Saturday, February 28th, 2009

Alladin is one of my favorite animated Disney films. Much like the protagonist in the triumphant Slumdog Millionaire, the underdog Alladin tricks his nemisis Jafar by appealing to his ambition and succeeds in turning his greed for power into the means of his own self-destruction.

As the all-powerful Obama demands obedience, he’s coming up against his own rhetoric. His own self importance is now getting boxed into a corner. It’s a classic overreach. Obama thinks his 54% of the vote proffered him a glorious mandate, and to heck with the rest.
I will not obey.


(To Alladin, laughing hideously)
You little fool!
You thought you could defeat the most powerful being on earth!


The genie! The genie has more power than you’ll ever have!
Face it, Jafar–you’re still just second best!


You’re right! His power does exceed my own! But not for long!
(to Genie) Slave, I make my third wish! I wish to be an all powerful genie!

(Reluctantly) All right, your wish is my command.
(aside to Alladin) Nice move Al.

Yes! Yes! The power! The absolute power!
The universe is mine to command, to control!

A black lamp appears at JAFAR’s base. JAFAR is busy conjuring.

Not so fast, Jafar! Aren’t you forgetting something?
(JAFAR looks down questioningly) You wanted to be a genie, you got it!
And everything that goes with it!

Shackles appear on JAFAR’s wrists.

No! No!

IAGO the parrot tries to fly away, but is sucked into the lamp with JAFAR.

Phenomenal cosmic powers!
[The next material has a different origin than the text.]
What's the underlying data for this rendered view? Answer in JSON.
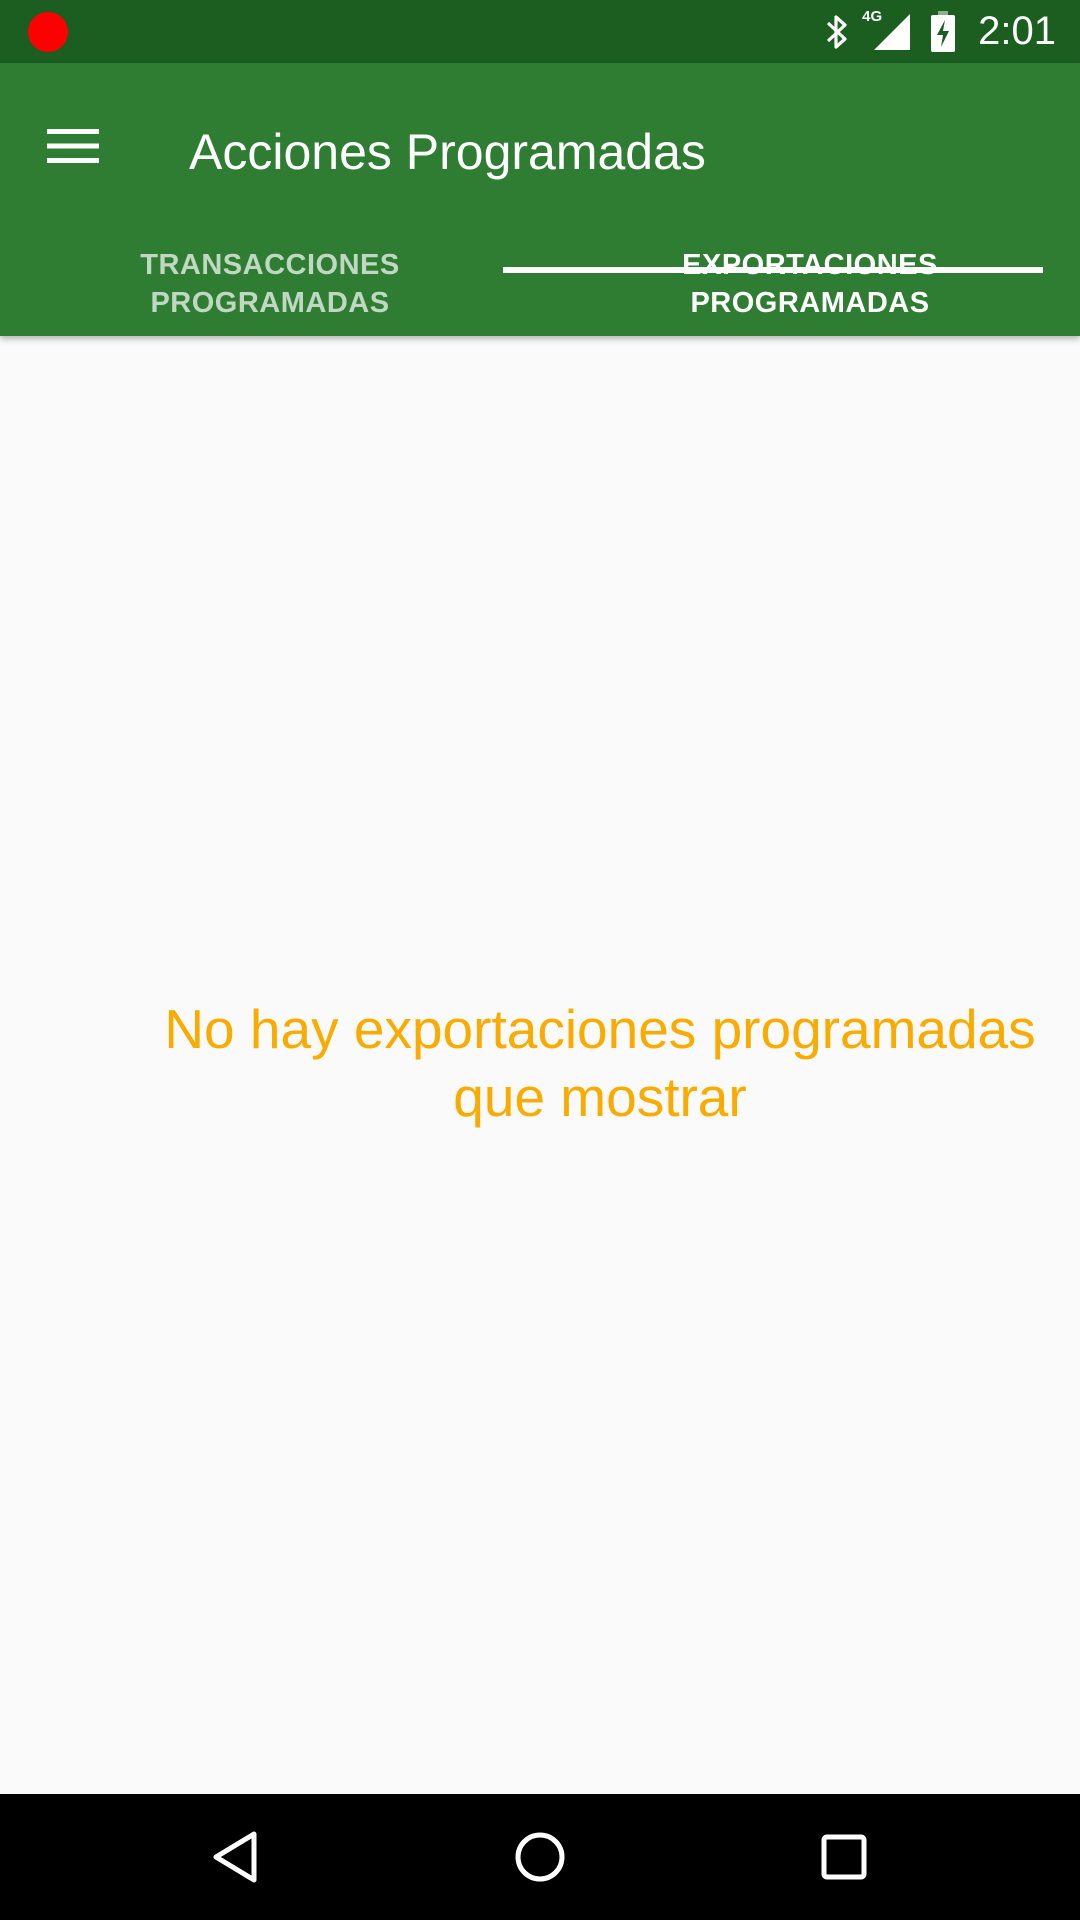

Itty bitty living space.

Al, you little genius, you!

Does he know what he’s saying?

Saturday, February 28th, 2009

This crisis is neither the result of a normal turn of the business cycle nor an accident of history. We arrived at this point as a result of an era of profound irresponsibility that engulfed both private and public institutions from some of our largest companies’ executive suites to the seats of power in Washington, D.C. – Barack Obama, Feb. 26, 2009

I think he’s right. The irresponsible protection racket has got to stop.

To avoid competing in the marketplace, business executives from “our largest companies” have bought special political considerations in the form of regulatory concessions, tax breaks, creating barriers for their competition, or simply transferring their downside risk to taxpayers. Never mind that so much of their resources (and the country’s) are squandered in this dead-weight-loss proposition. When businesses assess their “external environment” and discover political power is the only way they can compete with other companies, how can they be faulted?

As such, the “responsibility” rests entirely with the “seats of power in Washington DC,” and is, of course, delegated to them by the taxpayers. Why continue the charade that we operate within the constraints of a constitution? Now, instead of correcting the root of the problem and reducing the size, power and reach of the federal government, the democrats aim to make themselves all powerful.

It reminds me of Jafar in the Disney film Alladin, who, in his quest to be most all-powerful Leviathan, overlooked the tiny detail that his powers were ultimately authorized by the owner of the lamp. The democrats seem to have overreached so far and so quickly that the owners of the lamp could put them back in for a long while.

We can only hope.

More and More is not Better and Better

Tuesday, February 24th, 2009

Obama said to McCain during Monday’s fiscal summit:

“And one of the promising things is I think Secretary Gates shares our concern and he recognizes that simply adding more and more does not necessarily mean better and better…” “…Those two things are not — they don’t always move in parallel tracks, and we’ve got to think that through.”

I only wish this sentiment were embraced by every cabinet. My first thought was the Department of Education.

Wanna be a Barber?

Tuesday, February 24th, 2009

Looks like some state governments are reducing your access to a barber. Regulations have combined cosmetology (cosmotology?) and barber boards (are there really state sanctioned boards for these?), forcing barbers to learn and provide things they will never need. Who”s joke is this?

A perfectly respectable vocation now gets cluttered with onerous regulation that creates ridiculous burdens on small one or two man shops, reducing the number of barbershops. And this is good for whom?